Oct. 3, that same reporter attended the vigil for the victims of the Oct. 1 shooting in Las Vegas, which, with 59 fatalities, has now surpassed the Pulse tragedy for deadliest mass shooting. Over 500 are reported injured.
We, like so many, are brokenhearted. We are outraged, devastated and appalled. Perhaps the greatest tragedy of all is that we are approaching a point where we are no longer surprised. These earth-shattering events, which should not even occur once in a lifetime, are accelerating dangerously close to once a year.
We don’t have a solution. We hope that there will be one — whether it comes in the form of gun control, mental health awareness, security measures or some combination of the three — but we don’t pretend to know what it is. We pray, for the sake of our families, our friends, and the strangers whose lives we still cherish as human, that it is discovered soon.

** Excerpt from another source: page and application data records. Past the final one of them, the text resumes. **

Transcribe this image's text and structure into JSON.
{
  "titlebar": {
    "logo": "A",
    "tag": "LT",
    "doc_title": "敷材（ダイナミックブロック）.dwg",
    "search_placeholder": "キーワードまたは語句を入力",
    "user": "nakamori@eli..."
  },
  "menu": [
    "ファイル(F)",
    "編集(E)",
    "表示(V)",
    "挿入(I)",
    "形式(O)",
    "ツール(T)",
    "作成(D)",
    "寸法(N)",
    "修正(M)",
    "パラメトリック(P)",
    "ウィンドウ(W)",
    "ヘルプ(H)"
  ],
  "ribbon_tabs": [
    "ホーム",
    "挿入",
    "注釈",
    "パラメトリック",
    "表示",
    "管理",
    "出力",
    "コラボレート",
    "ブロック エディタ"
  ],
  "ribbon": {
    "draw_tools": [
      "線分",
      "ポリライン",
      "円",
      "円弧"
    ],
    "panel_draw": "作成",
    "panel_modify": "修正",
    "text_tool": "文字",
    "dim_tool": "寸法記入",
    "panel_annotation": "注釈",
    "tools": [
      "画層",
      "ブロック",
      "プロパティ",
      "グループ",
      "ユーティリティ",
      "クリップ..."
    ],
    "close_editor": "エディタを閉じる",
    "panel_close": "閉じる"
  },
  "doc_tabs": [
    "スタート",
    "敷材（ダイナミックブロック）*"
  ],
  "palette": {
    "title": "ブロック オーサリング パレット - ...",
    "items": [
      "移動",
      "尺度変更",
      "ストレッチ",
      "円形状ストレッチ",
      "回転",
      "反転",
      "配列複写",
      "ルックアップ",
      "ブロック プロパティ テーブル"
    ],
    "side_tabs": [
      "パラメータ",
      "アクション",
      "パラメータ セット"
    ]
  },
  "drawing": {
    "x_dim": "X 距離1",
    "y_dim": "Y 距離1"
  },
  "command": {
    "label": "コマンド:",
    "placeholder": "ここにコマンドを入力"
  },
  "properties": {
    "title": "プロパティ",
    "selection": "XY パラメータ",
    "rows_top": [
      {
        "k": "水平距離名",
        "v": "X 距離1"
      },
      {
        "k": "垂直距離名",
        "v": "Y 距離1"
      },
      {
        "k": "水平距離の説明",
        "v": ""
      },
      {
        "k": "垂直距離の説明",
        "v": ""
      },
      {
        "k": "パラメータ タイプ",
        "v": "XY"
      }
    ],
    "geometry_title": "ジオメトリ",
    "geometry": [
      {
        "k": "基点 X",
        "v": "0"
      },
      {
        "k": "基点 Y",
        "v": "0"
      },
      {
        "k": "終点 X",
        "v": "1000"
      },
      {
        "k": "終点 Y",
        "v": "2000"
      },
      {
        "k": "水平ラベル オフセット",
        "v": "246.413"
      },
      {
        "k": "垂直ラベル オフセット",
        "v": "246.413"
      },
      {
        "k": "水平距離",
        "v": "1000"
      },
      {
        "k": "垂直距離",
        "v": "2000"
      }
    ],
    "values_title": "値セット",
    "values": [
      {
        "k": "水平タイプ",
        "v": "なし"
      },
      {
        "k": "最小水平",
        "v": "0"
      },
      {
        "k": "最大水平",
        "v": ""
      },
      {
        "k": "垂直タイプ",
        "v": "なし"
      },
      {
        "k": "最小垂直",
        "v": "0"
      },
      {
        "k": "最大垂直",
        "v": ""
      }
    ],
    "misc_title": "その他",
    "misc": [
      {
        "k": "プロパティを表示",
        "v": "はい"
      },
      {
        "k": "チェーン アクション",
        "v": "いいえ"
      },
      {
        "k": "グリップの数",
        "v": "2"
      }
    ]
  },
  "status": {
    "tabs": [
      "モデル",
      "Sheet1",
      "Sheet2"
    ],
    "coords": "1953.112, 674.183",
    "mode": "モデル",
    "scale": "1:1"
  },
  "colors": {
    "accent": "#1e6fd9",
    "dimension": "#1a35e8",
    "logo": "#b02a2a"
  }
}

In the absence of an answer, here is what we do have, and what little we can do.
Among many other emotions, we are plagued by feelings of helplessness. But thousands of small gestures are not futile. Give blood, if you’re able. Donate what you can. Be generous with empathy.
Take solace in the goodwill that remains despite the horror. Amid gunfire, strangers threw themselves on top of others to serve as protection. One man’s ammunition cannot eliminate the purity of that altruism.
Be the best possible version of yourself, every second of every day, as we are learning how precious those seconds are. Recognize the things you admire in others, like the number of citizen heroes at the Las Vegas shooting, and find ways to emulate those strengths. Be brave, and be loving, to the best that you can.
We hope in earnest that the incident in Las Vegas marks the end of mass shootings, while knowing full well that there will likely be more. As Philadelphia mourns, our reporters will stand alongside them. We will continue to be devastated. And we will continue to hope.